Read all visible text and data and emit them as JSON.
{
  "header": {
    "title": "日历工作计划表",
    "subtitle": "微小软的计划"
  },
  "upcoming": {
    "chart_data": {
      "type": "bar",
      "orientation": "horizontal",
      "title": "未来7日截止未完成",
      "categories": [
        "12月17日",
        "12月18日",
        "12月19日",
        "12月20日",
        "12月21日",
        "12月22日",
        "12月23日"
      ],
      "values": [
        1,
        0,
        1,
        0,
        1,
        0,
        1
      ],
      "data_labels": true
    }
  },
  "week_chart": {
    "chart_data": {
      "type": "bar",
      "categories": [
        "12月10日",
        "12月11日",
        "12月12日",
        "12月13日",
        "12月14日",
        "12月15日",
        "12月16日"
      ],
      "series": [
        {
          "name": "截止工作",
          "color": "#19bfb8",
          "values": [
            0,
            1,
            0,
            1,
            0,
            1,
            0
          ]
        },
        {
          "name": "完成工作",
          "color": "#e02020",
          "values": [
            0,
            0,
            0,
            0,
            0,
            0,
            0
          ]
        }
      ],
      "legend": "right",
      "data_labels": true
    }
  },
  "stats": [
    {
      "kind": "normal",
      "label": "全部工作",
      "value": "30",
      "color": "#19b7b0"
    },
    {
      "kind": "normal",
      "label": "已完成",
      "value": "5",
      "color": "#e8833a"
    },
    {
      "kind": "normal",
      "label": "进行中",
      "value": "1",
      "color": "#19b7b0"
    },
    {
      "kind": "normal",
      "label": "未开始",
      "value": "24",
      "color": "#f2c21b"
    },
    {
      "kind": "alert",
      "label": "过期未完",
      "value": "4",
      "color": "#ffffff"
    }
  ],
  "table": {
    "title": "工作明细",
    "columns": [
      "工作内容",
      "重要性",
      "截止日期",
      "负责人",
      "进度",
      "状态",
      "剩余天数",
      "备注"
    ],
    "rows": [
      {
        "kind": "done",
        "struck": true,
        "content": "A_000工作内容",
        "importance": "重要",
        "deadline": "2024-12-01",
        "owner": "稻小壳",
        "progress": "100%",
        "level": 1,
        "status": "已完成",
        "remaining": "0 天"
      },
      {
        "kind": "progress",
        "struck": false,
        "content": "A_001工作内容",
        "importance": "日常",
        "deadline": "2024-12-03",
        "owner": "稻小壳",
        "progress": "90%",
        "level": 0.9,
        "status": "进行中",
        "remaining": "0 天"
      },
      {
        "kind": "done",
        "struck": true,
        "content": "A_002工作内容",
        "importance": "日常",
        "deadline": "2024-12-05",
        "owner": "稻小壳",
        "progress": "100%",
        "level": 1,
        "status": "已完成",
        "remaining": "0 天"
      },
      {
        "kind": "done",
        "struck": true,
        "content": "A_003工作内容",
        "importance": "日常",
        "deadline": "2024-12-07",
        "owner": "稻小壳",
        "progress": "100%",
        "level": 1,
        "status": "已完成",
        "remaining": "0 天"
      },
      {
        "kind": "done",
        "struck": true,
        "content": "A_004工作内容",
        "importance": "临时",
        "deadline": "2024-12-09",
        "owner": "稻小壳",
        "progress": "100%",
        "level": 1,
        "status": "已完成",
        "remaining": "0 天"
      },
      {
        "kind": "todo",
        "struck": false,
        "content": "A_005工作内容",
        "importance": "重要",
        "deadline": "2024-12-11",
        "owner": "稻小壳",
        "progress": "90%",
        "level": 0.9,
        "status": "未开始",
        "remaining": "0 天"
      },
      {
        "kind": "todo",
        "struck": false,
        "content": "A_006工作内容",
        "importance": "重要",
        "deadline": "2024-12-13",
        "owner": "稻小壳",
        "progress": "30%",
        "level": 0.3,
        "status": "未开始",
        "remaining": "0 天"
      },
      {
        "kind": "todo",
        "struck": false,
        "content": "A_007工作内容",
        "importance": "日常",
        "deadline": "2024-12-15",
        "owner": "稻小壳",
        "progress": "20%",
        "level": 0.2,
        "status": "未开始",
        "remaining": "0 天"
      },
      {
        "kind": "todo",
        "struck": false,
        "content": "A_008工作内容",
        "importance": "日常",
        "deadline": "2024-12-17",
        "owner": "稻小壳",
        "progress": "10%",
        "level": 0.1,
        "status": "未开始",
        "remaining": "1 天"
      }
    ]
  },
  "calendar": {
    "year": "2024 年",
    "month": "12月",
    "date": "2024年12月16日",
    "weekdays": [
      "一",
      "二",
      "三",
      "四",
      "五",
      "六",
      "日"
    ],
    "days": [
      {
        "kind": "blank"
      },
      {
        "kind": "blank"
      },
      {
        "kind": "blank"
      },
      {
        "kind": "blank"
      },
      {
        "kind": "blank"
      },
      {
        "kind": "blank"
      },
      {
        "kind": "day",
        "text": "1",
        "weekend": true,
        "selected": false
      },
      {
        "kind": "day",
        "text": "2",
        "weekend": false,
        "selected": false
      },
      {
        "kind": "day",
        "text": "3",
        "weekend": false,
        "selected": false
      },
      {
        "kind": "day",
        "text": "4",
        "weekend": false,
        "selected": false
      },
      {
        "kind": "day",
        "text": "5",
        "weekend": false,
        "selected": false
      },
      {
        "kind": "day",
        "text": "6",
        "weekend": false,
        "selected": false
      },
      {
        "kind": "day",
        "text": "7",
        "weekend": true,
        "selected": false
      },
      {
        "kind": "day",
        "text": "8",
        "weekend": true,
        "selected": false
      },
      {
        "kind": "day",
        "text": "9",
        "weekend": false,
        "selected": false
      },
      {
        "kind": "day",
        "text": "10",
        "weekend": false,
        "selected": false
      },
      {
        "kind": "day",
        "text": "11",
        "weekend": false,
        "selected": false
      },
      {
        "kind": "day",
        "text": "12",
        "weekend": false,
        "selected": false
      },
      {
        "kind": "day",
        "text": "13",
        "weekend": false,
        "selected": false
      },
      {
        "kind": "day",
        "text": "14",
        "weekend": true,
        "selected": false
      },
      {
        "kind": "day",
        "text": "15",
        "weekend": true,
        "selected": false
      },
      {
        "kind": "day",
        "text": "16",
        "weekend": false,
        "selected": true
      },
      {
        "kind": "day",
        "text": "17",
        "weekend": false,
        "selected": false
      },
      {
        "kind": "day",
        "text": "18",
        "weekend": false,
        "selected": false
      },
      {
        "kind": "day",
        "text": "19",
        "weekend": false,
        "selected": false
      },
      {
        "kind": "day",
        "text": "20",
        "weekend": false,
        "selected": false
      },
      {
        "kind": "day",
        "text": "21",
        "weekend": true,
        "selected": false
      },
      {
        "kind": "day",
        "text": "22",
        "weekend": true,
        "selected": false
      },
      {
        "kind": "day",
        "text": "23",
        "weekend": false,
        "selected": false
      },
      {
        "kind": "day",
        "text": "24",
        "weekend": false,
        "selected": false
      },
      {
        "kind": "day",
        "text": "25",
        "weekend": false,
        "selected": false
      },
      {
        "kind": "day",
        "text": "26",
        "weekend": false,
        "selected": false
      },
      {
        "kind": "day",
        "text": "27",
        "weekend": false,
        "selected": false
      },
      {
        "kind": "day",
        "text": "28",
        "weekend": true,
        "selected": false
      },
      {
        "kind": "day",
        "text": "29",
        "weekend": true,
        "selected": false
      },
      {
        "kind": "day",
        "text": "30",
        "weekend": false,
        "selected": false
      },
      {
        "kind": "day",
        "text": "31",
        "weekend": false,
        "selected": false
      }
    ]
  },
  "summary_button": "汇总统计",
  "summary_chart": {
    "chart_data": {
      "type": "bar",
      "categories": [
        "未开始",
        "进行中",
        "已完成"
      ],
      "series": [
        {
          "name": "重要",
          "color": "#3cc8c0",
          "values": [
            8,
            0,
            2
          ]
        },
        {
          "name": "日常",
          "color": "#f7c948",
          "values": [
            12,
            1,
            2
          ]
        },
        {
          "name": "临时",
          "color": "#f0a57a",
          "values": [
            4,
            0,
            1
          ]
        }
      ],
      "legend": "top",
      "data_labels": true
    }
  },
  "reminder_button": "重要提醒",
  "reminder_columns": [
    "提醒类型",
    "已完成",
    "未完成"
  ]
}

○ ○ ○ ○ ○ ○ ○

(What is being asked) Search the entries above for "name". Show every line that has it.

(Response box)
          "name": "截止工作",
          "name": "完成工作",
          "name": "重要",
          "name": "日常",
          "name": "临时",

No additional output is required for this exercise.